Creating a baseline of emissions allows for comparison against future calculations to see if emissions are rising, falling, or staying the same. A “Business as Usual” forecast projects out the anticipated levels of GHG emissions if nothing was to change, or no actions were taken to reduce them. “Depending on the community, emissions are projected to increase between 4% and 25% by the year 2030 – a rise that will have both environmental and financial costs,” says Daryle Moffatt, ICECAP co-chair and Seguin Councillor.
Milestone 1 has produced a regional emissions profile (summarized here) and shows that among ICECAP’s member municipalities, waterborne transportation is at 34% of GHG emissions, with on-road transportation accounting for 34% (and off-road transportation at 2%). The residential sector of homes and cottages makes up 18% of regional emissions, with 8% from commercial, 1% from industrial, and 3% from waste. A separate inventory was conducted for the GHGs produced by municipal operations, including facilities, fleets, and waste.
Typically, transportation accounts for a large portion of GHG emissions in Canada, due to lack of public transportation and reliance on gasoline powered vehicles. Milestone 1 for ICECAP’s members show that roughly 68% of emissions come from transportation – higher than other areas due to waterborne transport. Even more efficient engines, like 4-stroke engines that have better mileage rates, do not necessarily pollute less – they still emit GHGs at high levels.
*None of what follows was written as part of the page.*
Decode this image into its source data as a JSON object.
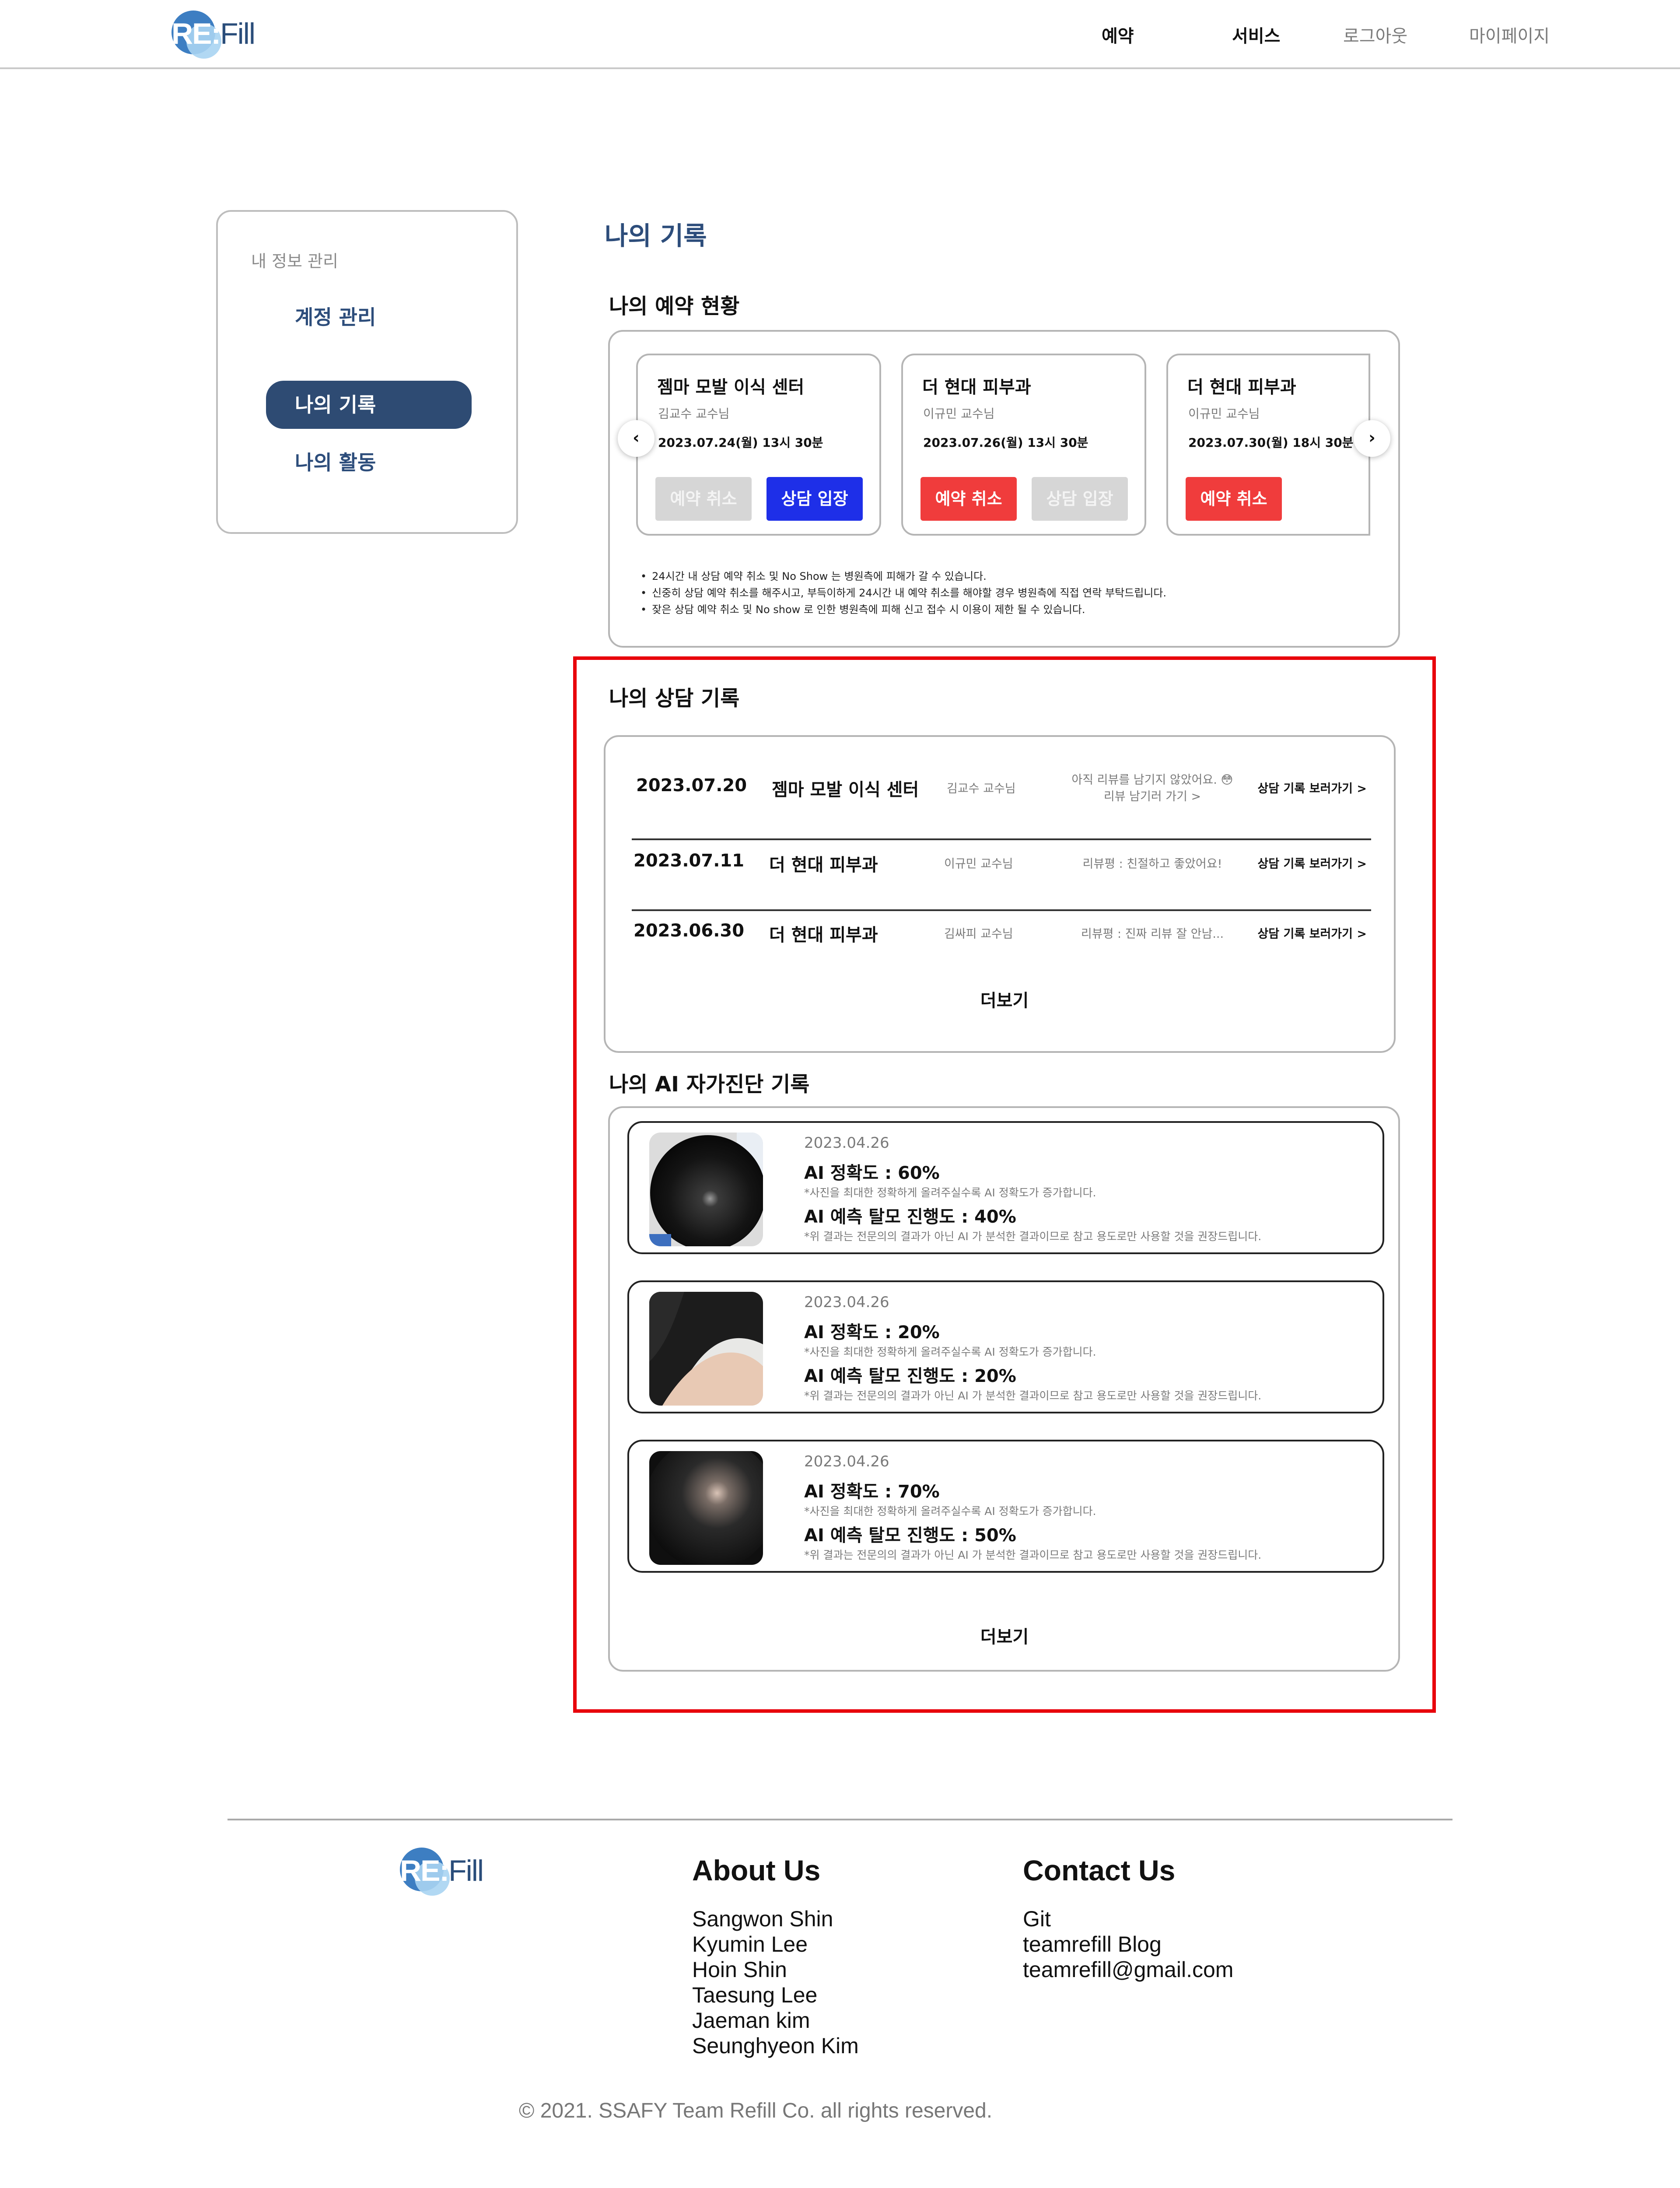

GBB staff will spend this year helping ICECAP members achieve Milestone 2 and planning Milestone 3 – modelling achievable GHG reductions and consulting with councils and community members on Local Climate Action Plans. For example, support for Zero Emission Vehicles is increasing, and more EV charging stations have been installed in the region. Maps of charging stations can be found online at PlugShare and ChargeHub. Municipal facilities are also eligible for retrofits to save energy and adopt new technologies.
The annual average tonnes of carbon dioxide (CO2) produced per person are calculated at 11 tonnes for Ontario residents, 16 tonnes for Canadians, and 20 tonnes in the rural Biosphere region. According to the Intergovernmental Panel on Climate Change, global net human-caused emissions of CO2 would need to fall by about 45 percent from 2010 levels by 2030, reaching ‘net zero’ around 2050.
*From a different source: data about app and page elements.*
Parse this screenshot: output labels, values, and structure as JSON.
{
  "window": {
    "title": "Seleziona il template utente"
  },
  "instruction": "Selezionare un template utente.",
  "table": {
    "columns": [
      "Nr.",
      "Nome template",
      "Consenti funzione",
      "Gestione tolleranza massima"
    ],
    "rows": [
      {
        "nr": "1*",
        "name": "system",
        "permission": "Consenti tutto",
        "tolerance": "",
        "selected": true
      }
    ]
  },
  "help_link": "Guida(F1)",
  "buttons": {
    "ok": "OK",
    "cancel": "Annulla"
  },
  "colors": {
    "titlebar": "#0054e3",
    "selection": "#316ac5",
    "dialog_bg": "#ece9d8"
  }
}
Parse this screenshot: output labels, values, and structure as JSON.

The grassroots group Climate Action Muskoka promotes a “50% by 2030 Community Carbon Challenge” that encourages individuals, businesses, organizations, and schools to take the pledge, complete the Carbon Calculator and develop an action plan to reduce GHG emissions by eight per cent, per year until 2030.
The online Carbon Calculator is still open for anyone to use, and once utility bills are gathered, should take 15 minutes to complete. Providing an email is optional but sends users a report of their results they can use to set household or business goals for reducing emissions. Over 550 people have used the Carbon Calculator so far.